During surgery, the da Vinci robot is docked over the patient and the instruments still typically enter through the abdomen, through much smaller incisions than a traditional laparotomy, which opens up the belly. The surgeon sits at a nearby control panel in the operating room where they can maneuver cameras and instruments with a range exceeding the human hand.
Zuniga's team then began work on the device. James Pierce, a doctoral student in UNO's biomechanics program, said they scrapped the grasping hand featured in Zuniga's original design, known as the Cyborg Beast. Zuniga, who started the work at Creighton University, estimated that his team has made about 2,000 of them. He put instructions for making the 3D hand online -- free for anyone to use -- several years ago. The device can be built with 3D printing technology for about $50 in materials.
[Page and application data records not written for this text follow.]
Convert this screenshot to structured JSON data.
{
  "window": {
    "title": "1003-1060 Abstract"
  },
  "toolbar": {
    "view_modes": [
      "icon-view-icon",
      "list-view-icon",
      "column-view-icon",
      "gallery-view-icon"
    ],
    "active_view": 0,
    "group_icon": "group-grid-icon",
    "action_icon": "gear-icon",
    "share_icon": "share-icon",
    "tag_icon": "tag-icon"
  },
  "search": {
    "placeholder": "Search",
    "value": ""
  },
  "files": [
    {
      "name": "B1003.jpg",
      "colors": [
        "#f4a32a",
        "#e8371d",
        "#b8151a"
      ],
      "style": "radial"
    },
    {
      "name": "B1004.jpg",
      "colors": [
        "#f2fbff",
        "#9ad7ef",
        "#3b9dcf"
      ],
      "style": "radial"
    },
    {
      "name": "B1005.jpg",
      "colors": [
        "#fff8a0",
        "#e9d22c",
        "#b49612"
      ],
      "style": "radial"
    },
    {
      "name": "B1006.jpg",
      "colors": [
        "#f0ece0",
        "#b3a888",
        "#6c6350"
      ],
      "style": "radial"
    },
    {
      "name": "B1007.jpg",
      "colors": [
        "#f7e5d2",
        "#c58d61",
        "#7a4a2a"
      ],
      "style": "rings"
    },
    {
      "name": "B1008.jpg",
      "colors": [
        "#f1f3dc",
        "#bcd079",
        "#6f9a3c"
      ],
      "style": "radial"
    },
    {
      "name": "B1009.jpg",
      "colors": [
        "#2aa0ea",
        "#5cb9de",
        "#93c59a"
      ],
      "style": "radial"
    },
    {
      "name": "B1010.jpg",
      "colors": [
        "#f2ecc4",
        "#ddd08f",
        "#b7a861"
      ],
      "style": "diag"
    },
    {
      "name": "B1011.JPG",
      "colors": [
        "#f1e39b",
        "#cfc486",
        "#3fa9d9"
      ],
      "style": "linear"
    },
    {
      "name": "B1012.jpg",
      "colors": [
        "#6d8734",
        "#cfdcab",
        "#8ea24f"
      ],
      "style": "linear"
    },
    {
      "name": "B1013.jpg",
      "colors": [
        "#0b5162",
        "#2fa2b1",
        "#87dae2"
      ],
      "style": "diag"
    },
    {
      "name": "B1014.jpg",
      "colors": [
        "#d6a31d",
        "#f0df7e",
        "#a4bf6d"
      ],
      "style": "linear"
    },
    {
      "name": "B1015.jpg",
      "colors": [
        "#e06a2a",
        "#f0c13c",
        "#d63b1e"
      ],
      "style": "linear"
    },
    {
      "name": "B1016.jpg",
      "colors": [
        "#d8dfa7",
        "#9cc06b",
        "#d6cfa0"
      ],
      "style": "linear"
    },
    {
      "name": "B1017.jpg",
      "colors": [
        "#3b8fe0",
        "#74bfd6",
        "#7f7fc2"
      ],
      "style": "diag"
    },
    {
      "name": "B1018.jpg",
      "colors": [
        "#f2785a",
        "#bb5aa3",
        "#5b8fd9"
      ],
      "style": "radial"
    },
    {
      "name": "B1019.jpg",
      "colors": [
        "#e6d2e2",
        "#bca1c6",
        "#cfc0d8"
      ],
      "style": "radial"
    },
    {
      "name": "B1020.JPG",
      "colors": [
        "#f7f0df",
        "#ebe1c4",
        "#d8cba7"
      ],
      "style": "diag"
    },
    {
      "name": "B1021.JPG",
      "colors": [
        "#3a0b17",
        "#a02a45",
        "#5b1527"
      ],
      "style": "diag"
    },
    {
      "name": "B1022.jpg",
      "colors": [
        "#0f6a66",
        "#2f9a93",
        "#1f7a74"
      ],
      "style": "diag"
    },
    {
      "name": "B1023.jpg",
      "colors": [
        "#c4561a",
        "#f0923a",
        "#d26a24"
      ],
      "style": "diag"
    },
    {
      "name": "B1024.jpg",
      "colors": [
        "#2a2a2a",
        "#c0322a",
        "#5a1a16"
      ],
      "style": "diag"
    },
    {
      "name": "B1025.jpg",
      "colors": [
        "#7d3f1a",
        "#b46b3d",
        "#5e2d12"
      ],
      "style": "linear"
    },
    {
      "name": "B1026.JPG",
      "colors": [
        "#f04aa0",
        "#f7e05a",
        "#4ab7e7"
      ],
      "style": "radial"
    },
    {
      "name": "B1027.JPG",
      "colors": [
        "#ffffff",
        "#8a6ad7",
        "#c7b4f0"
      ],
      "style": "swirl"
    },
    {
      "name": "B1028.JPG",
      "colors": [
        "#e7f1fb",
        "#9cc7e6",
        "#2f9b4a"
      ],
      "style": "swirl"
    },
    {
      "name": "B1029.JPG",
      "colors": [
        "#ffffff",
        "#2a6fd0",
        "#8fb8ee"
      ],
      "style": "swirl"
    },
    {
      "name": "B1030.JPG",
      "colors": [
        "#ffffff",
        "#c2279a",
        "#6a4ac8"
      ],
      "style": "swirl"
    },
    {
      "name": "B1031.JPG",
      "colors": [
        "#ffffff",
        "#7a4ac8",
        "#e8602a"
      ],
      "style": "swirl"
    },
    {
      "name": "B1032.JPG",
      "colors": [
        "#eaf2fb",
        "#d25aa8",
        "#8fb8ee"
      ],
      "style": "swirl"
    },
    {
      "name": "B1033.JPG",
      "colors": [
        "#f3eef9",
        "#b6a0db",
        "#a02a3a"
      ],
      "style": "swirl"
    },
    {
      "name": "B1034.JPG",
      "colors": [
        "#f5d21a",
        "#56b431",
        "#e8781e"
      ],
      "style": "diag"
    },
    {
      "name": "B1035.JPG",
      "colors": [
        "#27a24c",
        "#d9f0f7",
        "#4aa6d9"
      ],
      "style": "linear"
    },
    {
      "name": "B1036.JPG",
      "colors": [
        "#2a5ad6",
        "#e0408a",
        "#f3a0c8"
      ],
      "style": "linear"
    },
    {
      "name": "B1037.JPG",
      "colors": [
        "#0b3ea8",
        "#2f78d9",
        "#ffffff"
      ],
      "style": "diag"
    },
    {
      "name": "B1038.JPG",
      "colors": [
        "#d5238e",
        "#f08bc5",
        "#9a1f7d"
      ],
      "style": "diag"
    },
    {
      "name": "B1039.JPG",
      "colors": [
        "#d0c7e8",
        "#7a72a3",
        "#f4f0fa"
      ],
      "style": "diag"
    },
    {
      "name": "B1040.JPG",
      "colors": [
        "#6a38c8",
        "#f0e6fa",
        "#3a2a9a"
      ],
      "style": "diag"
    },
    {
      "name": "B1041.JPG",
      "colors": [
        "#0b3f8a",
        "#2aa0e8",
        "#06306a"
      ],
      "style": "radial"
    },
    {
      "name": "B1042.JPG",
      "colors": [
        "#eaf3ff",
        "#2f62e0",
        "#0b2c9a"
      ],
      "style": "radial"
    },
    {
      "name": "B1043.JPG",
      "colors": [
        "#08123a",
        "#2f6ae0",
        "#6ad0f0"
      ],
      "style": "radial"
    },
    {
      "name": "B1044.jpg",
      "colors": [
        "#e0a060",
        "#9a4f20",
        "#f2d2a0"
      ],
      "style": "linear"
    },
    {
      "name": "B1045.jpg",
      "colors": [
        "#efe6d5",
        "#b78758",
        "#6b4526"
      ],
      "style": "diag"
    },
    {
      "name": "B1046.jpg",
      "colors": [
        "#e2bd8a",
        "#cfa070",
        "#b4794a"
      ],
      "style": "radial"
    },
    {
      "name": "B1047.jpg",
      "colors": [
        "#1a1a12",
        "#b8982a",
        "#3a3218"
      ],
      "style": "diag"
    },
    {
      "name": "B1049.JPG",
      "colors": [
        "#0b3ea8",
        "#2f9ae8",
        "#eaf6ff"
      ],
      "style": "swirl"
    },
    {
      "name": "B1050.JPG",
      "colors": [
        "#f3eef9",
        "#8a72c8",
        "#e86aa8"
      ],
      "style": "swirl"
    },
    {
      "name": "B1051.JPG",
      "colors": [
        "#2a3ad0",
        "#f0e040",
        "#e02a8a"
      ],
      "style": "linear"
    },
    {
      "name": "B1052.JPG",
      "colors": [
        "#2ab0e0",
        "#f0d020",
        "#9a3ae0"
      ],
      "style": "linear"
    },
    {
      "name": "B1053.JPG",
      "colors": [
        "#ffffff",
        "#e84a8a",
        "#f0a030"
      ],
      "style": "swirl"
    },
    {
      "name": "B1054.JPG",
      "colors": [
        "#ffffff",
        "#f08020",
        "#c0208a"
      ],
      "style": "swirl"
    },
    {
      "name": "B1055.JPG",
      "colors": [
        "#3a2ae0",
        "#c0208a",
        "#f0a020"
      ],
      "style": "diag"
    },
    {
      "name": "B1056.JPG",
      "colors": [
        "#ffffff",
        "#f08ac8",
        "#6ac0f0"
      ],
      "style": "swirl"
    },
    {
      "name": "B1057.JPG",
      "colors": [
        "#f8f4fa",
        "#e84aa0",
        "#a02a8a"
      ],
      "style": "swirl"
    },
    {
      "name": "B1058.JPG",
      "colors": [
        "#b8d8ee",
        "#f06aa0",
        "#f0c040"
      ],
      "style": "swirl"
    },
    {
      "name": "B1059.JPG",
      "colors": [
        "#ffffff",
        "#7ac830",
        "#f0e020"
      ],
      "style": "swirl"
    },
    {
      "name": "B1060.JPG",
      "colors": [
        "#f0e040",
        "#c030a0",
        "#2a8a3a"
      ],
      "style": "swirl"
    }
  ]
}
Not to be outdone, Panasonic Corp.-- also a major Olympic sponsor -- showed off its "power assist suit." When worn, the suit offers support to the back and hip area and allows for heavy objects to be lifted with less effort. Panasonic said 20 of the suits will be used at the Olympics and could help guests with their luggage and with other lifting chores.
Automotive chipmaker Renesas Electronics Corp last week said it would suspend production at some plants for up to two months as it braces for China's growth to slow further. In recent months, other big companies such as factory-robot makers Yaskawa Electric Corp and Fanuc Corp; Mitsubishi Electric Corp, trading house Mitsui & Co and toilet giant Toto Ltd have blamed China as they cut profit forecasts.
The idea is eventually to allow customers like DB Schenker, which has already begun using Einride's truck on Swedish roads, to be able to monitor a fleet of such trucks from a control room and a person there to be able to switch any truck that encounters an obstacle to remote control and navigate it safely.
The newspaper says a grand jury in New York has subpoenaed information from at least two companies known for making smartphones and other devices, citing two unnamed people familiar with the request. It reports that both companies had data partnerships with Facebook that gave them access to the personal information of hundreds of millions of users.
But U.S. officials have stood by their decision to keep the Boeing aircraft operating. The Federal Aviation Administration released a statement Tuesday that reaffirmed officials' trust in the safety of the jet, saying the aviation authority hasn't found any issues that would trigger an immediate grounding of the aircraft. The statement was released following a Dallas Morning News report that claimed pilots previously alerted U.S. officials about concerns regarding the model's autopilot system. In a separate report, the Times said Boeing's chief executive also personally called President Donald Trump to express his confidence in the jets.